Chopin was the Prospero of the piano; he cast his spell on it and transformed it. He touched the keys of what had been till then merely a percussion instrument, and worked miracles. How did this come about? The answer to this question contains the entire secret of Chopin. First of all, he made the piano sing. This idea was not an abstract invention, nor was it born in him by accident. From his childhood he had a passion for opera, especially Italian opera; he had made himself an expert in vocal music, and he could have become a distinguished vocal teacher. He understood instinctively that a melody, if it is not to sound mechanical, must breathe like a human voice and he commanded the piano to breathe. Thus was born his famous tempo rubato. He used it in an uncanny way where this breath was needed, without losing sight of the basic framework of the composition, and without overstepping its boundaries. He left behind the teaching that tempo rubato can be applied properly on one condition: namely, that the player have an unerring sense in the use of it.
Chopin also possessed the secret of the pedal, and with this knowledge he opened a great unexplored world of new sounds and vibrations. He mixed sounds as paints are mixed on a palette, and produced colors that had not ever been imagined before, and this in an ever more delicate variation. He created harmonies with extraordinary freshness, and opened up new horizons of musical poetry. This enabled his successors to make further discoveries; Debussy above all others excelled in such discoveries, although he exploited them for their magic rather than for their potentialities of musical content.
Chopin was a genius who lived for the sake of music and who acted through music. He overthrew the piano scholasticism of the established schools. He emancipated the pianist from servitude to pedantic canons and hastened the development of individual freedom in the realm of piano playing. Nevertheless, Chopin’s compositions present great difficulties for the performer.
In the course of my world-wide travels I have met many promising pianists. As a rule they give adequate performances of Bach fugues; their playing of Scarlatti sonatas is almost always perfect, their Mozart and Beethoven sound correct and are held to a good style, but when they come to Chopin, I am for the most part disappointed. Even if my young friends have mastered the technical requirements, they lack the key to Chopin’s magic.

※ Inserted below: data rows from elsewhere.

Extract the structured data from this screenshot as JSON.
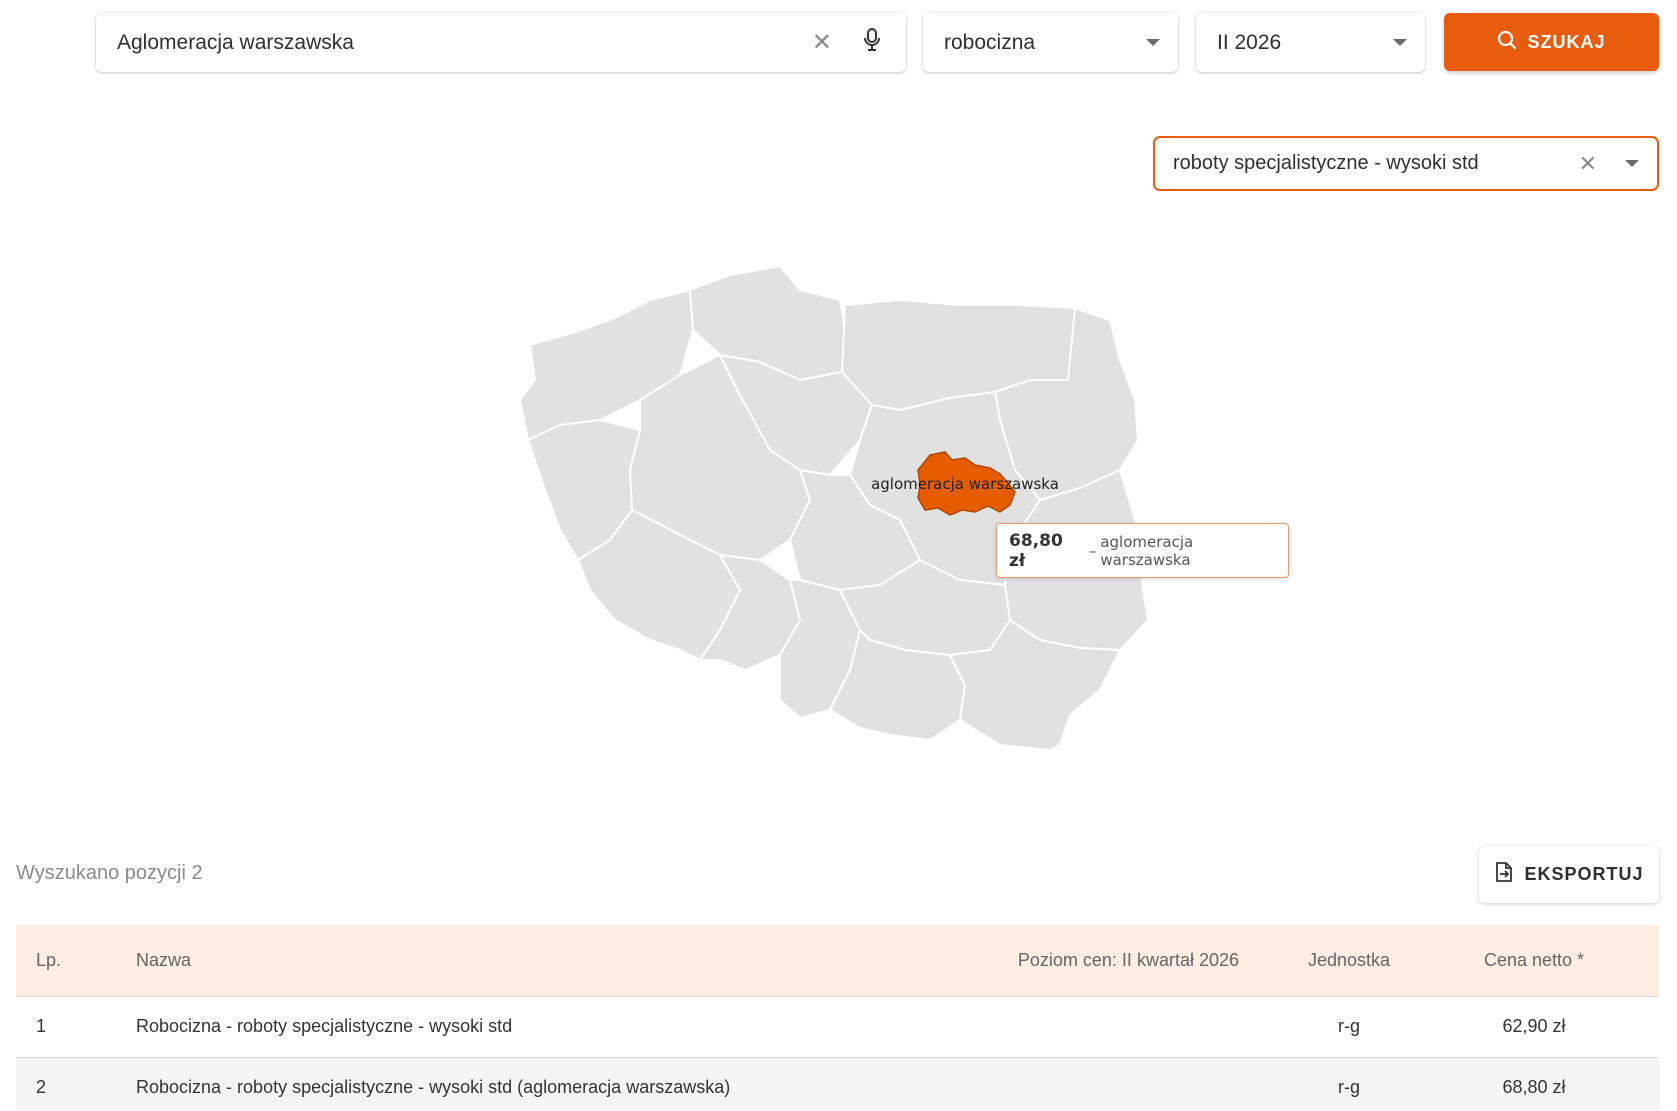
{
  "search": {
    "value": "Aglomeracja warszawska",
    "clear_icon": "close-icon",
    "mic_icon": "microphone-icon"
  },
  "category": {
    "selected": "robocizna"
  },
  "period": {
    "selected": "II 2026"
  },
  "search_button": {
    "label": "SZUKAJ",
    "icon": "search-icon"
  },
  "subcategory": {
    "selected": "roboty specjalistyczne - wysoki std"
  },
  "map": {
    "highlighted_region": "aglomeracja warszawska",
    "highlight_color": "#e65c00",
    "region_color": "#e1e1e1",
    "tooltip": {
      "price": "68,80 zł",
      "separator": "–",
      "region": "aglomeracja warszawska"
    }
  },
  "results": {
    "count_label": "Wyszukano pozycji 2",
    "export_label": "EKSPORTUJ",
    "columns": {
      "lp": "Lp.",
      "name": "Nazwa",
      "level": "Poziom cen: II kwartał 2026",
      "unit": "Jednostka",
      "price": "Cena netto *"
    },
    "rows": [
      {
        "lp": "1",
        "name": "Robocizna - roboty specjalistyczne - wysoki std",
        "unit": "r-g",
        "price": "62,90 zł"
      },
      {
        "lp": "2",
        "name": "Robocizna - roboty specjalistyczne - wysoki std (aglomeracja warszawska)",
        "unit": "r-g",
        "price": "68,80 zł"
      }
    ]
  },
  "colors": {
    "accent": "#e85c0d",
    "header_bg": "#fdede2"
  }
}
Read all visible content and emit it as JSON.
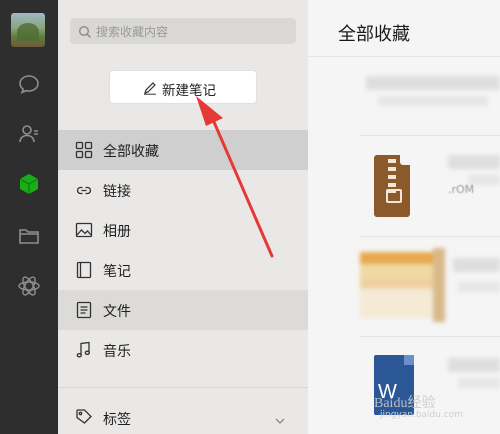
{
  "sidebar": {
    "icons": [
      "avatar",
      "chat-icon",
      "contacts-icon",
      "favorites-cube-icon",
      "folder-icon",
      "mini-program-icon"
    ],
    "active_color": "#1aad19"
  },
  "middle": {
    "search_placeholder": "搜索收藏内容",
    "new_note_label": "新建笔记",
    "nav": [
      {
        "label": "全部收藏",
        "icon": "grid-icon"
      },
      {
        "label": "链接",
        "icon": "link-icon"
      },
      {
        "label": "相册",
        "icon": "image-icon"
      },
      {
        "label": "笔记",
        "icon": "note-icon"
      },
      {
        "label": "文件",
        "icon": "file-icon"
      },
      {
        "label": "音乐",
        "icon": "music-icon"
      }
    ],
    "tags_label": "标签"
  },
  "right": {
    "title": "全部收藏",
    "file_ext": ".rOM",
    "word_letter": "W",
    "watermark": "Baidu经验",
    "watermark_url": "jingyan.baidu.com"
  },
  "annotation": {
    "color": "#e53935"
  }
}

After a hundred years the works of Chopin have lost nothing of their vitality. How many great names have been forgotten, how many famous works have fallen into oblivion, while Chopin’s piano music is still heard throughout the world. It is extraordinary to observe how the most diverse audiences are conquered by the music of Chopin. I have met with lack of understanding for Bach in some places, with slight enthusiasm for Mozart in Italy, with a curious antipathy to Brahms in Latin countries – but Chopin has a hold on the hearts of men everywhere. This most national of composers is also the most cosmopolitan. Chopin’s secret was rediscovered by Debussy and Ravel. He has had many imitators and two of the most felicitous of these were Scriabin and Szymanowski. Unfortunately, the later masters were unfaithful to Chopin’s pianistic art. Schönberg, Stravinsky, Bartók, Milhaud, Prokofieff, Shostakovich have written beautiful and great works, but they have lost contact with the soul of the piano. For them, it has once again become a mere percussion instrument. A return to the full potentialities of the piano can take place only through a return to Chopin’s secret. But Chopin himself will remain unique.
Allan Evans © 1998.